New data from NovoEd shows the impact of remote work on learning and development (L&D), based on a survey of 150 companies reporting $1 billion to $3 billion in annual revenue. The report uncovered L&D leaders’ thoughts on how remote training was better, where it struggled, and the benefits of online learning.
Major Benefits of Online (remote) Training
Flexibility and self-paced learning
Online training courses can be taken anytime, anywhere, and ideally from any device. Online learning allows employees to move through the training at their own pace, according to their unique needs. Trainers also have more options to cater modules to specific learning styles. With access to formats like videos, presentation notes, scenarios, games and quizzes, learners can engage with the content in the way that works best for them. The only requirement would be an internet connection. This ensures flexibility in terms of time and effort.
Measurable, data-driven results
Return on investment is a key driver for every corporate decision—and that goes for training too. Measuring the effectiveness of training is essential to continually improve outcomes and securing leadership buy-in.
Online learning allows you to build reporting mechanisms into your courses and assessments, so one can pull data reports on everything from assessment scores to course completion rates in a snap. This also makes record-keeping and monitoring easier, letting you know at a glance whose training completion is still outstanding, who needs re-training and more—all without excessive legwork and paper trails.
Easy on the Pocketbook
Online courses are extremely cost-effective and can be utilized efficiently. Depending on the vendor, ‘boxed’ online training courses vary in price point but as a general rule, an online version of a course is ~50% shorter in duration compared to a classroom program. Training hours and administrative time is drastically reduced.
Always consider the cost of developing internal online content compared to third-party training courses.
Interactive and adaptable content
While classrooms offer plenty of opportunities for social interaction and real-time feedback, it can sometimes prove challenging to get every learner involved with the content.
Online learning allows you to create interactive elements & activities, like practice simulations and video scenarios, that allow learners to demonstrate new skills. Or you may choose to bring elements of Gamification and Microlearning into your courses to create reward-driven modules that keep learners motivated and moving through your content. Without the limitations of physical space, materials or access, the possibilities are almost endless.
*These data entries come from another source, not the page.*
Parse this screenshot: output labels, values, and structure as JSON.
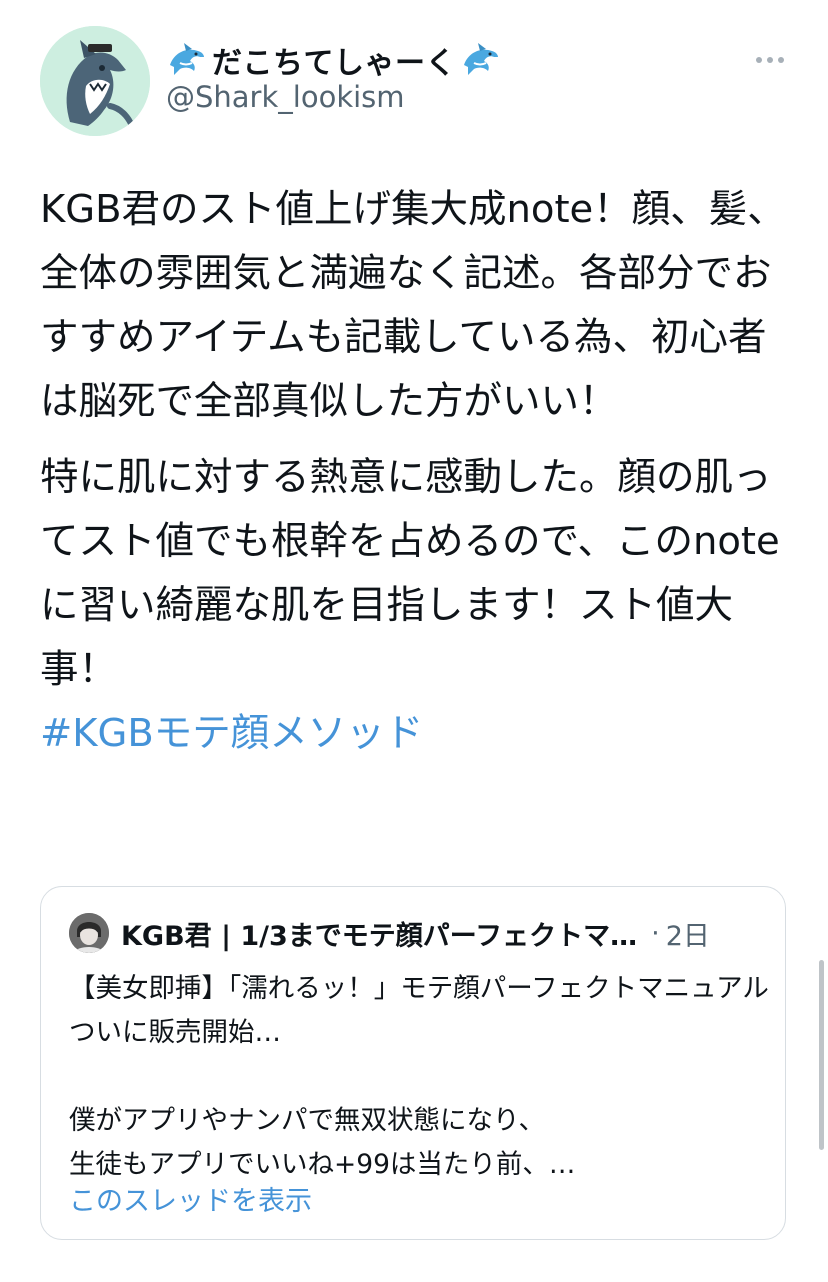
{
  "tweet": {
    "author": {
      "display_name": "だこちてしゃーく",
      "name_emoji": "dolphin-icon",
      "handle": "@Shark_lookism",
      "avatar": "shark-avatar"
    },
    "more_icon": "more-horizontal-icon",
    "paragraphs": [
      "KGB君のスト値上げ集大成note！顔、髪、全体の雰囲気と満遍なく記述。各部分でおすすめアイテムも記載している為、初心者は脳死で全部真似した方がいい！",
      "特に肌に対する熱意に感動した。顔の肌ってスト値でも根幹を占めるので、このnoteに習い綺麗な肌を目指します！スト値大事！"
    ],
    "hashtag": "#KGBモテ顔メソッド",
    "link_color": "#4593d8"
  },
  "quote": {
    "author_name": "KGB君 | 1/3までモテ顔パーフェクトマ…",
    "separator": "·",
    "time": "2日",
    "text": "【美女即挿】「濡れるッ！」モテ顔パーフェクトマニュアルついに販売開始…\n\n僕がアプリやナンパで無双状態になり、\n生徒もアプリでいいね+99は当たり前、…",
    "show_thread": "このスレッドを表示"
  }
}
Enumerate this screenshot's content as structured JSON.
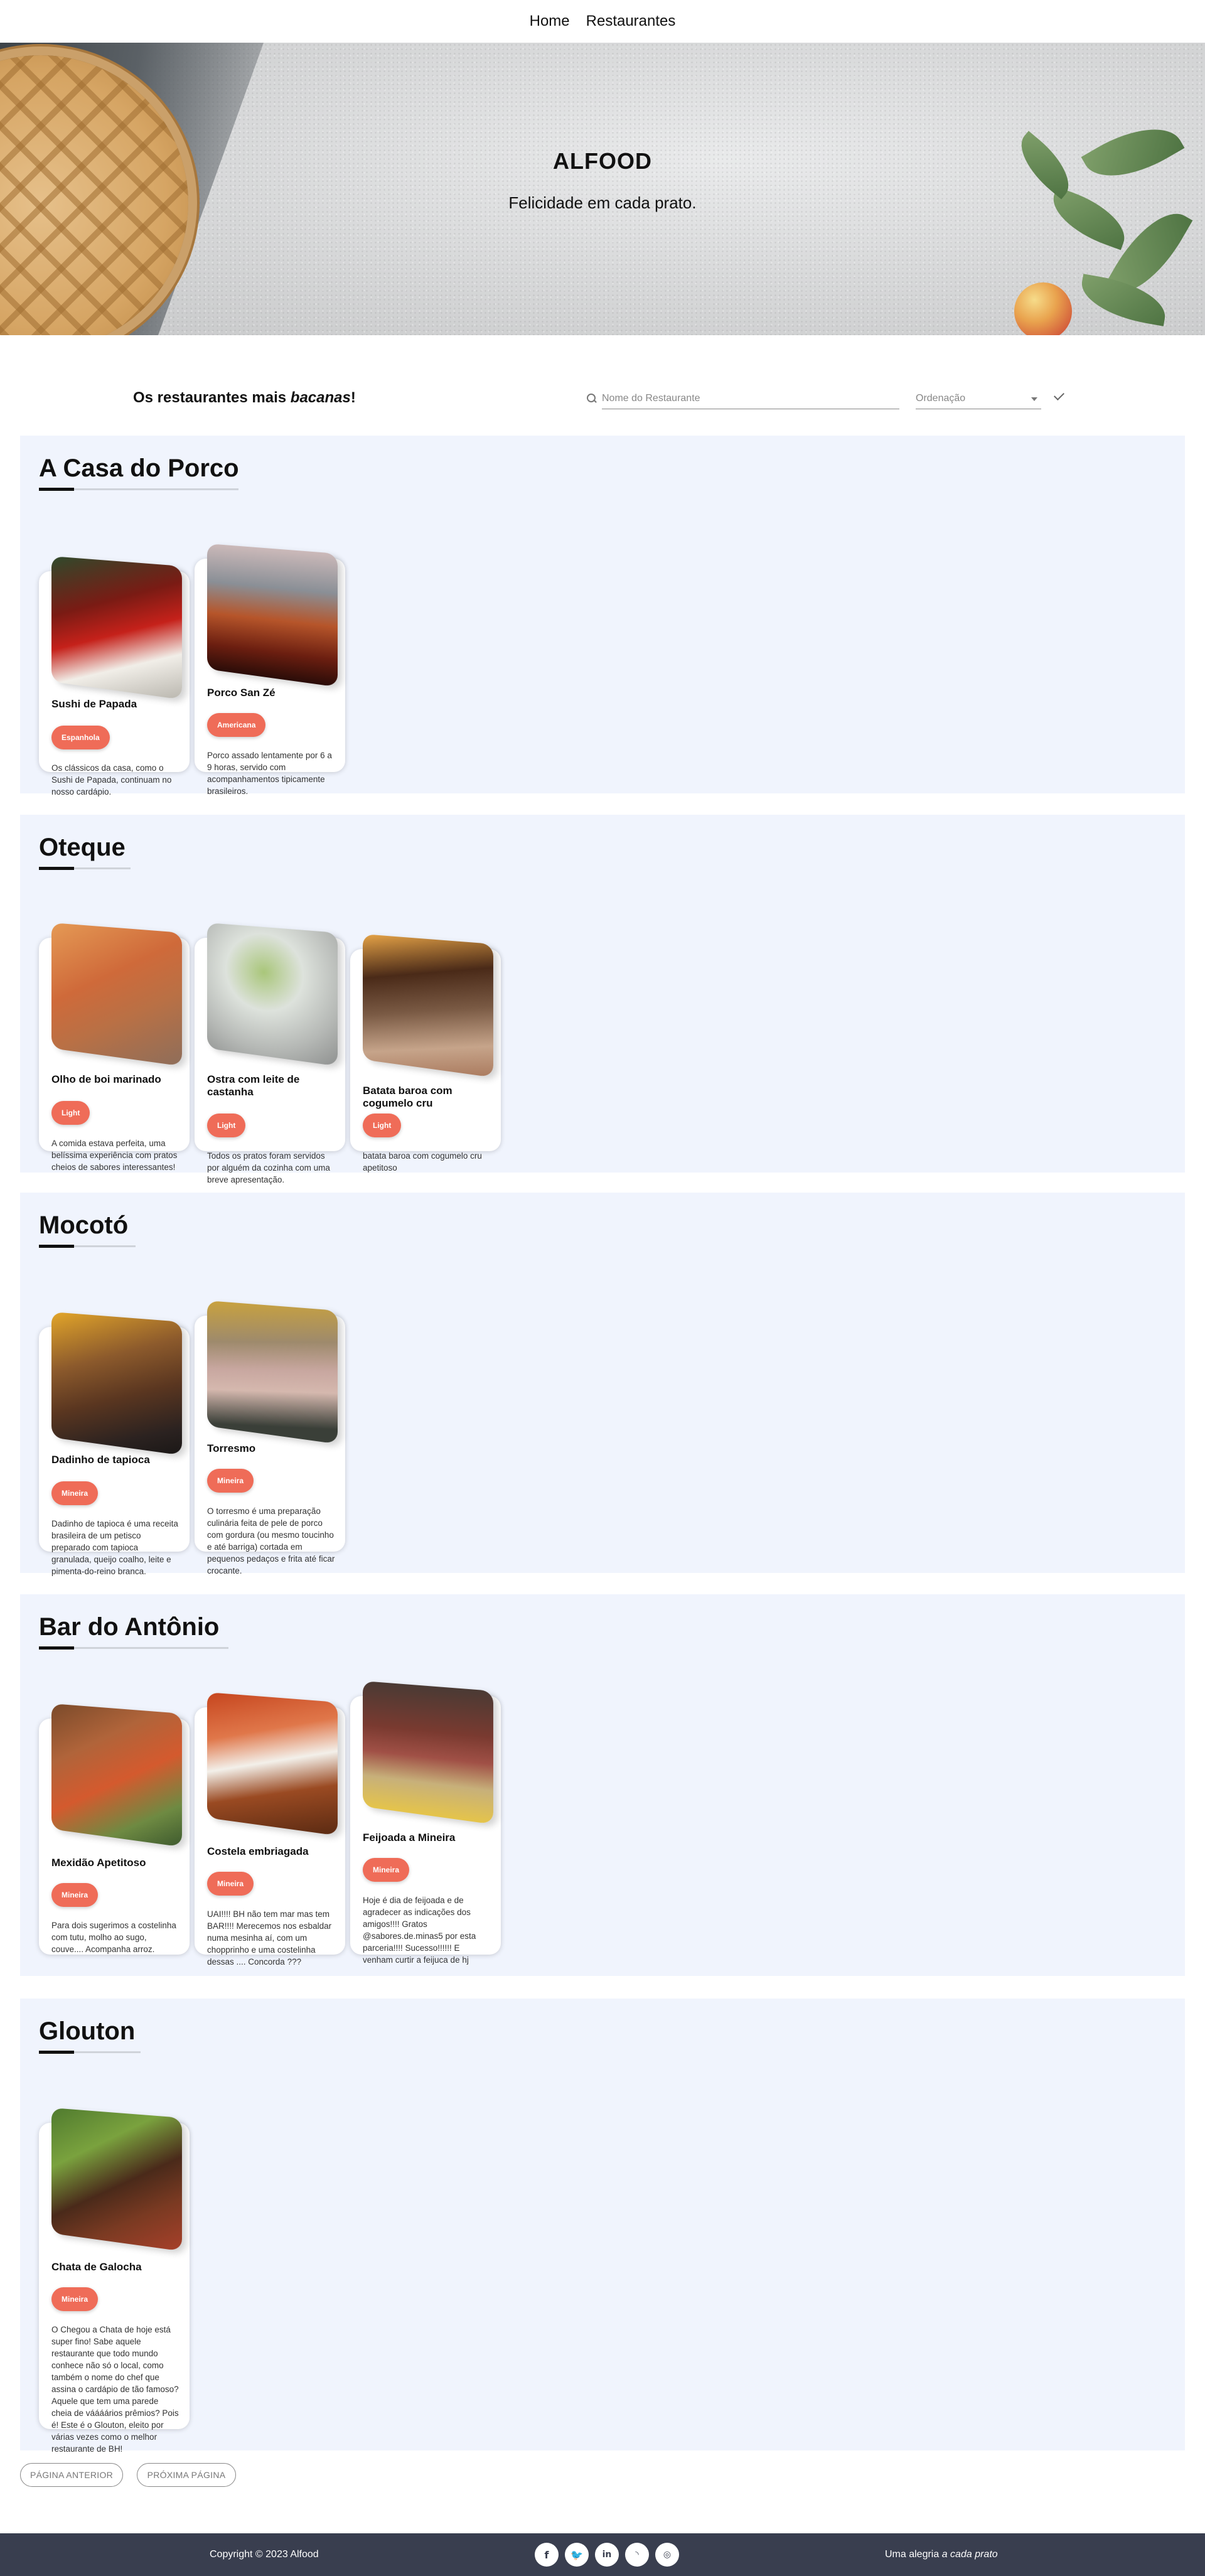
{
  "nav": {
    "home": "Home",
    "restaurants": "Restaurantes"
  },
  "hero": {
    "title": "ALFOOD",
    "subtitle": "Felicidade em cada prato."
  },
  "filters": {
    "headline_prefix": "Os restaurantes mais ",
    "headline_emphasis": "bacanas",
    "headline_suffix": "!",
    "search_placeholder": "Nome do Restaurante",
    "order_label": "Ordenação"
  },
  "restaurants": [
    {
      "name": "A Casa do Porco",
      "dishes": [
        {
          "name": "Sushi de Papada",
          "tag": "Espanhola",
          "description": "Os clássicos da casa, como o Sushi de Papada, continuam no nosso cardápio."
        },
        {
          "name": "Porco San Zé",
          "tag": "Americana",
          "description": "Porco assado lentamente por 6 a 9 horas, servido com acompanhamentos tipicamente brasileiros."
        }
      ]
    },
    {
      "name": "Oteque",
      "dishes": [
        {
          "name": "Olho de boi marinado",
          "tag": "Light",
          "description": "A comida estava perfeita, uma belíssima experiência com pratos cheios de sabores interessantes!"
        },
        {
          "name": "Ostra com leite de castanha",
          "tag": "Light",
          "description": "Todos os pratos foram servidos por alguém da cozinha com uma breve apresentação."
        },
        {
          "name": "Batata baroa com cogumelo cru",
          "tag": "Light",
          "description": "batata baroa com cogumelo cru apetitoso"
        }
      ]
    },
    {
      "name": "Mocotó",
      "dishes": [
        {
          "name": "Dadinho de tapioca",
          "tag": "Mineira",
          "description": "Dadinho de tapioca é uma receita brasileira de um petisco preparado com tapioca granulada, queijo coalho, leite e pimenta-do-reino branca."
        },
        {
          "name": "Torresmo",
          "tag": "Mineira",
          "description": "O torresmo é uma preparação culinária feita de pele de porco com gordura (ou mesmo toucinho e até barriga) cortada em pequenos pedaços e frita até ficar crocante."
        }
      ]
    },
    {
      "name": "Bar do Antônio",
      "dishes": [
        {
          "name": "Mexidão Apetitoso",
          "tag": "Mineira",
          "description": "Para dois sugerimos a costelinha com tutu, molho ao sugo, couve.... Acompanha arroz."
        },
        {
          "name": "Costela embriagada",
          "tag": "Mineira",
          "description": "UAI!!!! BH não tem mar mas tem BAR!!!! Merecemos nos esbaldar numa mesinha aí, com um chopprinho e uma costelinha dessas .... Concorda ???"
        },
        {
          "name": "Feijoada a Mineira",
          "tag": "Mineira",
          "description": "Hoje é dia de feijoada e de agradecer as indicações dos amigos!!!! Gratos @sabores.de.minas5 por esta parceria!!!! Sucesso!!!!!! E venham curtir a feijuca de hj"
        }
      ]
    },
    {
      "name": "Glouton",
      "dishes": [
        {
          "name": "Chata de Galocha",
          "tag": "Mineira",
          "description": "O Chegou a Chata de hoje está super fino! Sabe aquele restaurante que todo mundo conhece não só o local, como também o nome do chef que assina o cardápio de tão famoso? Aquele que tem uma parede cheia de váááários prêmios? Pois é! Este é o Glouton, eleito por várias vezes como o melhor restaurante de BH!"
        }
      ]
    }
  ],
  "pagination": {
    "previous": "PÁGINA ANTERIOR",
    "next": "PRÓXIMA PÁGINA"
  },
  "footer": {
    "copyright": "Copyright © 2023 Alfood",
    "socials": [
      "facebook-icon",
      "twitter-icon",
      "linkedin-icon",
      "rss-icon",
      "instagram-icon"
    ],
    "tagline_prefix": "Uma alegria ",
    "tagline_emphasis": "a cada prato"
  },
  "colors": {
    "tag": "#ef6c58",
    "section_bg": "#f0f4fd",
    "footer_bg": "#393e4f"
  }
}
Long-range cost and time savings
Albeit there are costs to create (or outsource) online course development. This will vary on corporate needs and budget. In the long run, what you end up saving in time and money down the road will more than make up for it.
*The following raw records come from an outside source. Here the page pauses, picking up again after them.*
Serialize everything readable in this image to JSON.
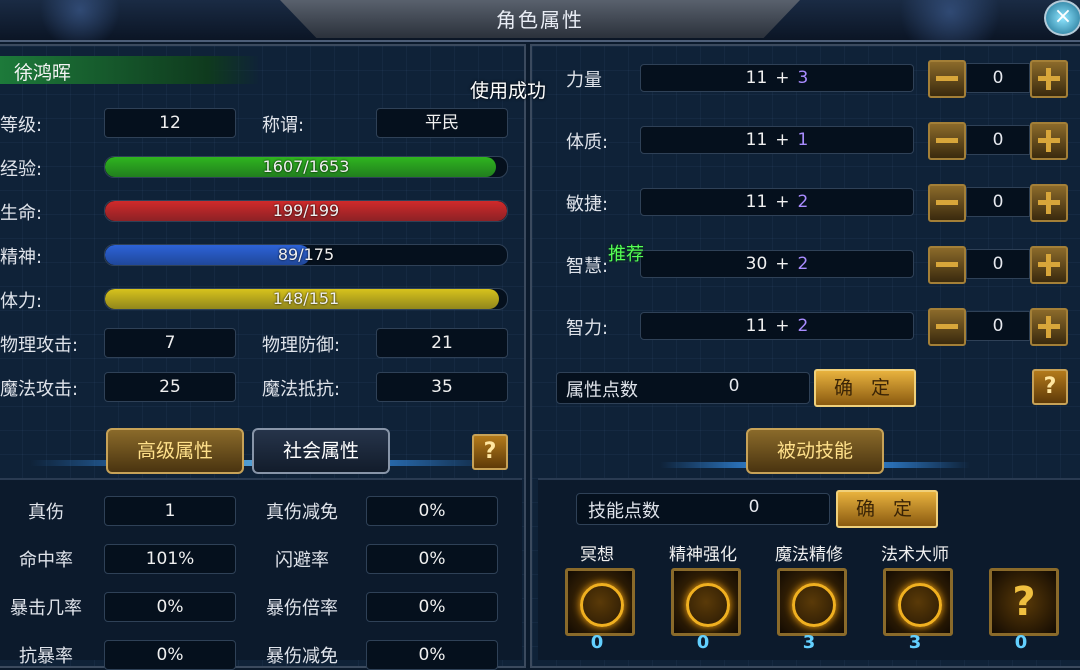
{
  "window": {
    "title": "角色属性",
    "close_icon": "×"
  },
  "character": {
    "name": "徐鸿晖",
    "toast": "使用成功"
  },
  "basic": {
    "level_label": "等级:",
    "level": "12",
    "title_label": "称谓:",
    "title": "平民",
    "exp_label": "经验:",
    "exp_text": "1607/1653",
    "exp_fraction": 0.972,
    "hp_label": "生命:",
    "hp_text": "199/199",
    "hp_fraction": 1.0,
    "spirit_label": "精神:",
    "spirit_text": "89/175",
    "spirit_fraction": 0.509,
    "stamina_label": "体力:",
    "stamina_text": "148/151",
    "stamina_fraction": 0.98,
    "patk_label": "物理攻击:",
    "patk": "7",
    "pdef_label": "物理防御:",
    "pdef": "21",
    "matk_label": "魔法攻击:",
    "matk": "25",
    "mres_label": "魔法抵抗:",
    "mres": "35"
  },
  "tabs": {
    "advanced": "高级属性",
    "social": "社会属性",
    "help": "?"
  },
  "advanced": {
    "rows": [
      {
        "l1": "真伤",
        "v1": "1",
        "l2": "真伤减免",
        "v2": "0%"
      },
      {
        "l1": "命中率",
        "v1": "101%",
        "l2": "闪避率",
        "v2": "0%"
      },
      {
        "l1": "暴击几率",
        "v1": "0%",
        "l2": "暴伤倍率",
        "v2": "0%"
      },
      {
        "l1": "抗暴率",
        "v1": "0%",
        "l2": "暴伤减免",
        "v2": "0%"
      }
    ]
  },
  "attributes": {
    "rows": [
      {
        "label": "力量",
        "base": "11",
        "plus": "+",
        "bonus": "3",
        "alloc": "0"
      },
      {
        "label": "体质:",
        "base": "11",
        "plus": "+",
        "bonus": "1",
        "alloc": "0"
      },
      {
        "label": "敏捷:",
        "base": "11",
        "plus": "+",
        "bonus": "2",
        "alloc": "0"
      },
      {
        "label": "智慧:",
        "base": "30",
        "plus": "+",
        "bonus": "2",
        "alloc": "0"
      },
      {
        "label": "智力:",
        "base": "11",
        "plus": "+",
        "bonus": "2",
        "alloc": "0"
      }
    ],
    "recommend": "推荐",
    "points_label": "属性点数",
    "points": "0",
    "confirm": "确 定",
    "help": "?"
  },
  "skills": {
    "tab": "被动技能",
    "points_label": "技能点数",
    "points": "0",
    "confirm": "确 定",
    "list": [
      {
        "name": "冥想",
        "level": "0",
        "icon": "meditation-icon"
      },
      {
        "name": "精神强化",
        "level": "0",
        "icon": "spirit-boost-icon"
      },
      {
        "name": "魔法精修",
        "level": "3",
        "icon": "magic-mastery-icon"
      },
      {
        "name": "法术大师",
        "level": "3",
        "icon": "spell-master-icon"
      },
      {
        "name": "",
        "level": "0",
        "icon": "unknown-skill-icon"
      }
    ]
  },
  "colors": {
    "exp": "#2fb51f",
    "hp": "#d02a2a",
    "spirit": "#2d63d8",
    "stamina": "#d7c21c",
    "accent": "#c7a257"
  }
}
As an example, classroom training often requires a wealth of expensive printed materials, facilitator and venue costs, catering and more. With online training, those costs are dramatically reduced, if not eliminated.
In addition, you’ll find it faster and easier to make ongoing updates and additions to online content—without the turnaround, cost and waste of producing additional physical materials. Best of all, since online learning can reach well beyond a single location, you’ll save on travel time and expenses.
It’s important to understand that there are natural variances with learning preferences and styles.
By creating content online in well-crafted ways, this can lead to a better understanding of information more than lecture-based training by instructors. Allowing learners to visit content ‘on-demand’ and in ‘bite-sized’ amounts improves the ability to remember core concepts and knowledge.
Face-to-face instructor-led training definitely has its place, especially with hands-on competency-based training. However, classroom training can deviate from content because of long lectures, where speech is the major mode of communication. Always remember that non-native-language students can struggle with the speed of instructor speech and slang.
Why not combine online training and classroom training? “Blended-learning” allows employees to take online training content beforehand which is then complimented and re-enforced in a classroom training environment. Material-retention soars by leveraging both of these training options.
As with anything in the workplace, there is no single solution for all people. Online learning may be a great fit for many topics but not for others. This all depends on your industry, course content and governing bodies.
With an ever-distributed workforce, it’s critical to have consistent content delivery and tracking. When looking for a training system, a LMS buyers guide is a helpful resource.